Ultimately, to impose a modern viewpoint upon things, it is not always necessary to be fully eloquent and exact in one's command of a language in order to express and deliver one's feelings.  I know this from speaking to a friend of mine in Finland, Heidi.  Her English is far from being absolutely perfect yet she possesses a very good vocabulary and can convey thoughts, feelings and her meaning without it being exact and absolutely correct.  I know she wants me to correct her but I find myself doing so only when she makes real a real faux pas in what she has to say rather than picking up on every little spelling mistake and grammatical error.  It would make our conversations seem contrived, boring and like those between a teacher and student.  She knows when she makes mistakes but cannot always manage to phrase everything she wants yet she can convey what she is feeling.  Hence, this has sometimes I have affectionately named her English as being "Heidi English" (to her delight I hasten to add).  This follows in the tradition of bad movies liked by my friends Fred and Devin as re-categorized "Fred movies" and "Devin movies" respectively.   Heidi worries incessantly about what other people would think of her English yet she is confident enough to speak and write it with me.  And I don't have to "dumb down" my English with her, and we can talk on all be they matters, serious, fun, intellectual, etc.  I do miss having academic conversations with most people around me, but that is in part my fault, yet finding people with like minds and outlooks of ideas to share opinions and knowledge with has always been rare.  I am grateful for those few friends on that similar level I have.
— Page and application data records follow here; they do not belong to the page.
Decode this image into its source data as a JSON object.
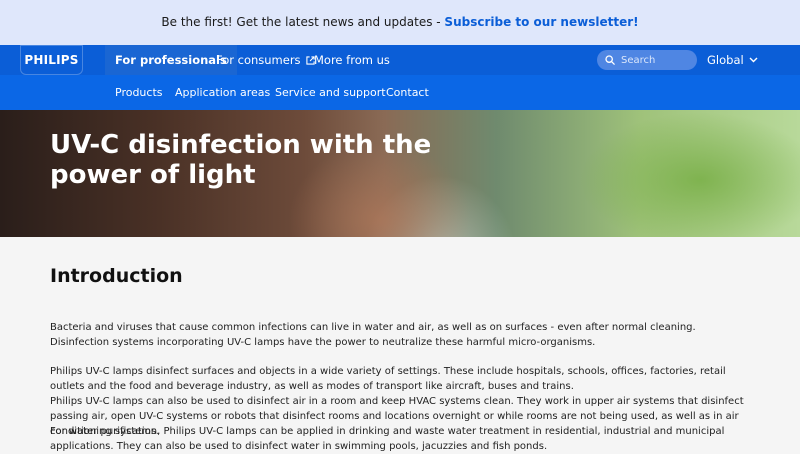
{
  "banner": {
    "text": "Be the first! Get the latest news and updates - ",
    "link": "Subscribe to our newsletter!"
  },
  "logo": {
    "text": "PHILIPS"
  },
  "topnav": {
    "items": [
      {
        "label": "For professionals",
        "active": true
      },
      {
        "label": "For consumers",
        "external": true
      },
      {
        "label": "More from us"
      }
    ],
    "search_placeholder": "Search",
    "region": "Global"
  },
  "subnav": {
    "items": [
      "Products",
      "Application areas",
      "Service and support",
      "Contact"
    ]
  },
  "hero": {
    "title": "UV-C disinfection with the power of light"
  },
  "intro": {
    "heading": "Introduction",
    "paragraphs": [
      "Bacteria and viruses that cause common infections can live in water and air, as well as on surfaces - even after normal cleaning. Disinfection systems incorporating UV-C lamps have the power to neutralize these harmful micro-organisms.",
      "Philips UV-C lamps disinfect surfaces and objects in a wide variety of settings. These include hospitals, schools, offices, factories, retail outlets and the food and beverage industry, as well as modes of transport like aircraft, buses and trains.",
      "Philips UV-C lamps can also be used to disinfect air in a room and keep HVAC systems clean. They work in upper air systems that disinfect passing air, open UV-C systems or robots that disinfect rooms and locations overnight or while rooms are not being used, as well as in air conditioning systems.",
      "For water purification, Philips UV-C lamps can be applied in drinking and waste water treatment in residential, industrial and municipal applications. They can also be used to disinfect water in swimming pools, jacuzzies and fish ponds."
    ]
  },
  "colors": {
    "brand_blue": "#0b5ed7",
    "banner_bg": "#dfe7fb",
    "link": "#0b5ed7"
  }
}
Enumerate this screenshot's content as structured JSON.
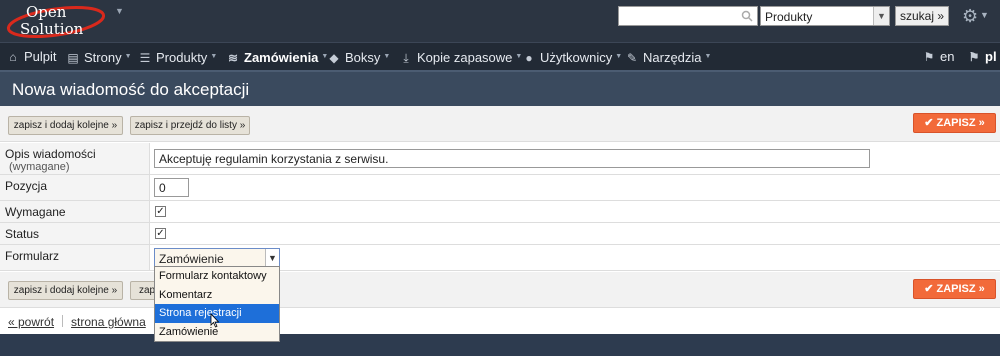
{
  "logo": {
    "line1": "Open",
    "line2": "Solution"
  },
  "search": {
    "value": "",
    "placeholder": ""
  },
  "search_scope": {
    "selected": "Produkty"
  },
  "search_button": "szukaj »",
  "nav": {
    "items": [
      {
        "label": "Pulpit",
        "icon": "home-icon"
      },
      {
        "label": "Strony",
        "icon": "document-icon"
      },
      {
        "label": "Produkty",
        "icon": "list-icon"
      },
      {
        "label": "Zamówienia",
        "icon": "orders-icon"
      },
      {
        "label": "Boksy",
        "icon": "box-icon"
      },
      {
        "label": "Kopie zapasowe",
        "icon": "download-icon"
      },
      {
        "label": "Użytkownicy",
        "icon": "user-icon"
      },
      {
        "label": "Narzędzia",
        "icon": "wrench-icon"
      }
    ],
    "lang_en": "en",
    "lang_pl": "pl"
  },
  "page_title": "Nowa wiadomość do akceptacji",
  "toolbar": {
    "save_add": "zapisz i dodaj kolejne »",
    "save_list": "zapisz i przejdź do listy »",
    "save": "ZAPISZ »"
  },
  "form": {
    "opis_label": "Opis wiadomości",
    "opis_sub": "(wymagane)",
    "opis_value": "Akceptuję regulamin korzystania z serwisu.",
    "pozycja_label": "Pozycja",
    "pozycja_value": "0",
    "wymagane_label": "Wymagane",
    "wymagane_checked": true,
    "status_label": "Status",
    "status_checked": true,
    "formularz_label": "Formularz",
    "formularz_selected": "Zamówienie",
    "formularz_options": [
      "Formularz kontaktowy",
      "Komentarz",
      "Strona rejestracji",
      "Zamówienie"
    ],
    "formularz_highlighted": "Strona rejestracji"
  },
  "toolbar_bottom": {
    "save_add": "zapisz i dodaj kolejne »",
    "save_list_partial": "zapis",
    "save": "ZAPISZ »"
  },
  "footer": {
    "back": "« powrót",
    "home": "strona główna"
  },
  "colors": {
    "accent": "#f26a3a",
    "nav_bg": "#222a35",
    "header_bg": "#3a4a5e",
    "highlight": "#1e6fd9"
  }
}
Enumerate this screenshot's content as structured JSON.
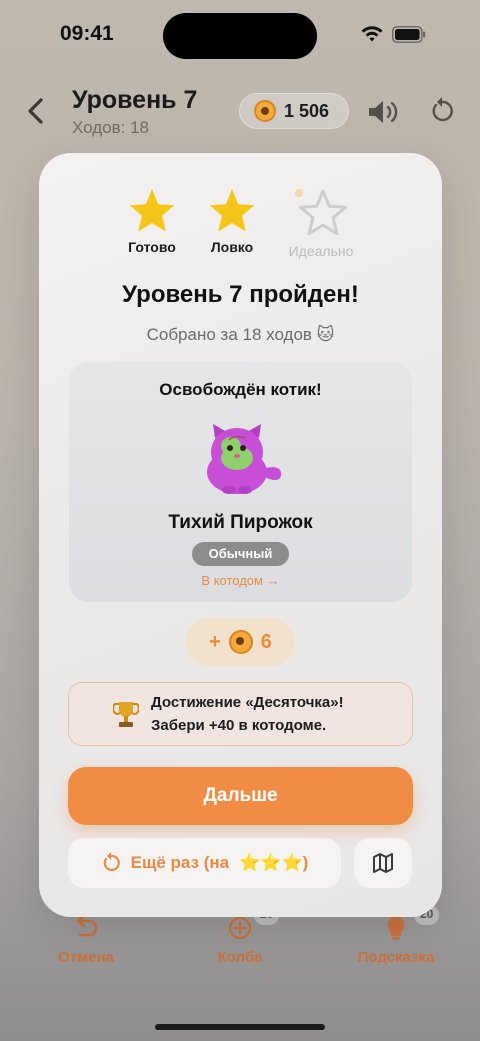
{
  "status_bar": {
    "time": "09:41"
  },
  "header": {
    "title": "Уровень 7",
    "moves": "Ходов: 18",
    "coins": "1 506"
  },
  "toolbar": {
    "undo_label": "Отмена",
    "flask_label": "Колба",
    "hint_label": "Подсказка",
    "hint_cost": "20",
    "flask_cost": "20"
  },
  "modal": {
    "stars": [
      {
        "label": "Готово",
        "earned": true
      },
      {
        "label": "Ловко",
        "earned": true
      },
      {
        "label": "Идеально",
        "earned": false
      }
    ],
    "title": "Уровень 7 пройден!",
    "collected": "Собрано за 18 ходов 🐱",
    "cat_card": {
      "title": "Освобождён котик!",
      "name": "Тихий Пирожок",
      "rarity": "Обычный",
      "link": "В котодом →"
    },
    "reward": {
      "prefix": "+",
      "amount": "6"
    },
    "achievement": {
      "line1": "Достижение «Десяточка»!",
      "line2": "Забери +40 в котодоме."
    },
    "next_button": "Дальше",
    "retry_button": "Ещё раз (на",
    "retry_suffix": "⭐⭐⭐)"
  },
  "colors": {
    "accent": "#f18c45",
    "star": "#f5c518",
    "rarity_badge": "#8c8c8f"
  }
}
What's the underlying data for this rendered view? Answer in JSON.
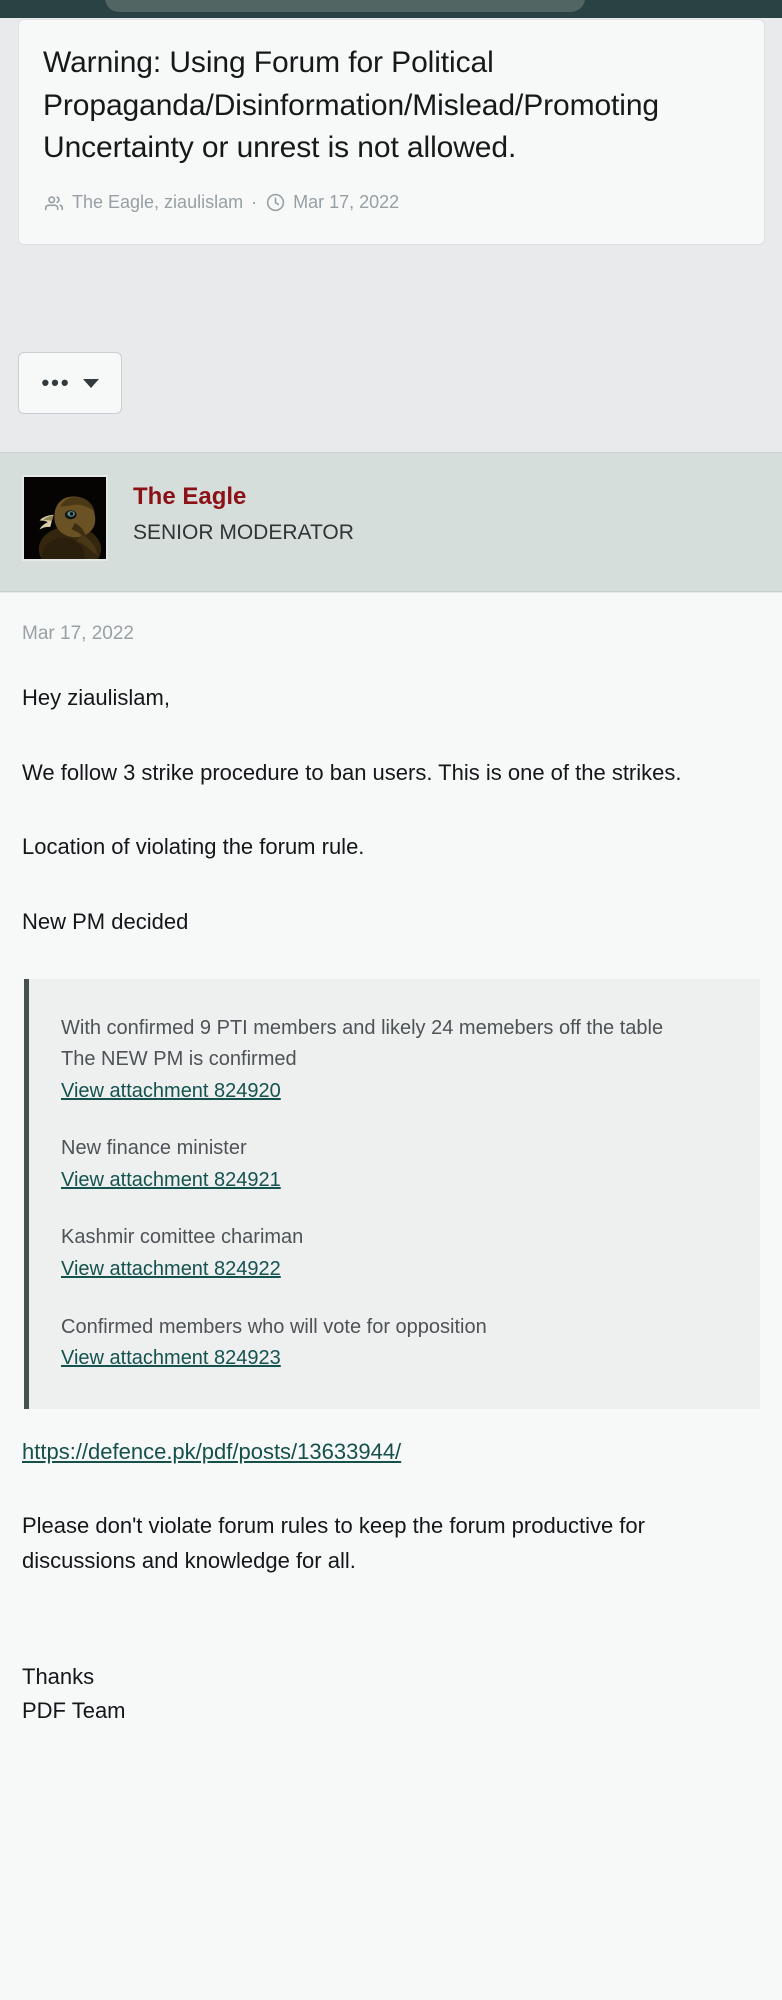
{
  "topbar": {
    "pill_label": ""
  },
  "warning_card": {
    "title": "Warning: Using Forum for Political Propaganda/Disinformation/Mislead/Promoting Uncertainty or unrest is not allowed.",
    "participants_icon": "users-icon",
    "participants": "The Eagle, ziaulislam",
    "separator": "·",
    "time_icon": "clock-icon",
    "date": "Mar 17, 2022"
  },
  "action_bar": {
    "more_button_label": "•••",
    "more_icon": "ellipsis-icon",
    "caret_icon": "caret-down-icon"
  },
  "author": {
    "avatar_icon": "eagle-avatar",
    "name": "The Eagle",
    "title": "SENIOR MODERATOR",
    "name_color": "#8b1117"
  },
  "message": {
    "date": "Mar 17, 2022",
    "greeting": "Hey ziaulislam,",
    "paragraph_1": "We follow 3 strike procedure to ban users. This is one of the strikes.",
    "paragraph_2": "Location of violating the forum rule.",
    "paragraph_3": "New PM decided",
    "quote": {
      "blocks": [
        {
          "lines": [
            "With confirmed 9 PTI members and likely 24 memebers off the table",
            "The NEW PM is confirmed"
          ],
          "link": "View attachment 824920"
        },
        {
          "lines": [
            "New finance minister"
          ],
          "link": "View attachment 824921"
        },
        {
          "lines": [
            "Kashmir comittee chariman"
          ],
          "link": "View attachment 824922"
        },
        {
          "lines": [
            "Confirmed members who will vote for opposition"
          ],
          "link": "View attachment 824923"
        }
      ]
    },
    "source_link": "https://defence.pk/pdf/posts/13633944/",
    "closing": "Please don't violate forum rules to keep the forum productive for discussions and knowledge for all.",
    "sign_off_1": "Thanks",
    "sign_off_2": "PDF Team"
  },
  "colors": {
    "header_bar": "#2b4244",
    "page_bg": "#e8eaec",
    "card_bg": "#f7f8f8",
    "user_strip_bg": "#d6dedb",
    "link": "#14524f",
    "quote_border": "#45504f"
  }
}
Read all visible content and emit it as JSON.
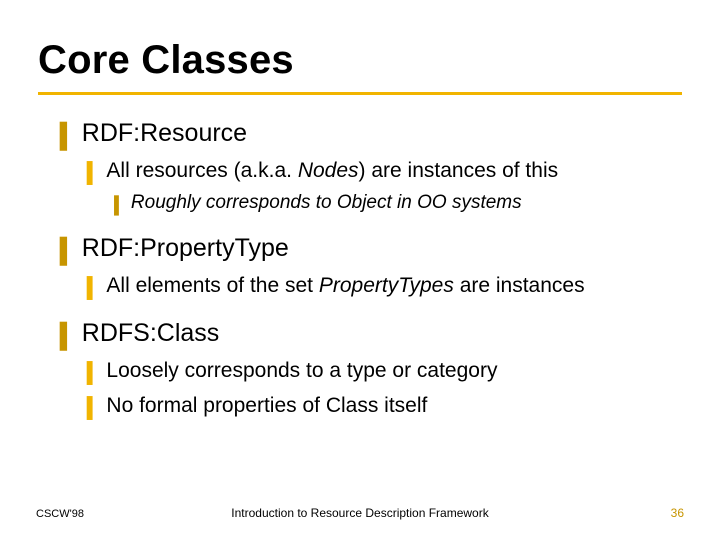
{
  "title": "Core Classes",
  "items": [
    {
      "heading": "RDF:Resource",
      "sub": [
        {
          "pre": "All resources (a.k.a. ",
          "em": "Nodes",
          "post": ") are instances of this",
          "sub": [
            {
              "text": "Roughly corresponds to Object in OO systems"
            }
          ]
        }
      ]
    },
    {
      "heading": "RDF:PropertyType",
      "sub": [
        {
          "pre": "All elements of the set ",
          "em": "PropertyTypes",
          "post": " are instances"
        }
      ]
    },
    {
      "heading": "RDFS:Class",
      "sub": [
        {
          "pre": "Loosely corresponds to a type or category",
          "em": "",
          "post": ""
        },
        {
          "pre": "No formal properties of Class itself",
          "em": "",
          "post": ""
        }
      ]
    }
  ],
  "footer": {
    "left": "CSCW'98",
    "center": "Introduction to Resource Description Framework",
    "right": "36"
  },
  "bullets": {
    "l1": "❚",
    "l2": "❚",
    "l3": "❚"
  }
}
This attitude and outlook towards language in some ways might seem a contradiction in terms towards my usual philosophy.  I must confess in someways I am rather a purist in terms of language and how I hate it when a language is corrupted and wrecked by people who simply are lazy and cannot enunciate their words correctly.  I suppose for me it's mostly frustration and annoyance at the laziness and arrogance that people have towards communication.  I wince and shudder on buses when you "overhear" conversations, and as anyone will tell you who's been on a London bus, it's hearing those booming voices of teenage girls, each of them sprawled over a seat and refusing to move for others, ensuring that each and other passenger on the top deck can hear their conversation.  On subjects as fascinating as how badly they are treated by their boyfriends, or their wild sex lives, or what would be simply dismissed as banal gossip, punctuated with much teeth sucking and expletives at individuals who dare to look around at the cause of the unnecessary drivel  (sorry, conversation) we are being forced to eavesdrop upon.   And the same words/statements are repeated over and over again in a half patois/half lazy form of English.  This is a generation by whom writing is communicating via abbreviations and text speak.  These are people who have supposedly been "educated" yet somehow these random bleetings are allowed to pass as English in schools today.  Frightening.  Heidi, who has never lived nor been educated in England, possesses a better command of English (without having to endlessly repeat herself) than these morons.  Yes, tolerance is essential in this day and age, but why should it extend into the domain of stupidity and ignorance?


  1. I feel exactly the same way about the conversations I overhear on the train. And I get very steamed at the absurd over-explicitness of British public announcements, written and spoken:

    'Any refreshments from the trolley on this service this morning?'

    'Ticket checks are in operation at this station today. Please have your ticket ready for inspection.'

    'Manea is a request stop. Passengers wishing to leave the train at Manea should inform the guard so that he can arrange for the train to stop to allow them to alight.'

    A concise 'WTF?' to all that.

    It's the exact opposite of Greece where I lived for 15 years, where the simplest information has to be prized out of officialdom.

  2. Thank you, Steve, and welcome to my "Sermons" page! Yes, there are frequent interrobangs that go through my head on public transport, normally preceded by the same acronym as you have cited above.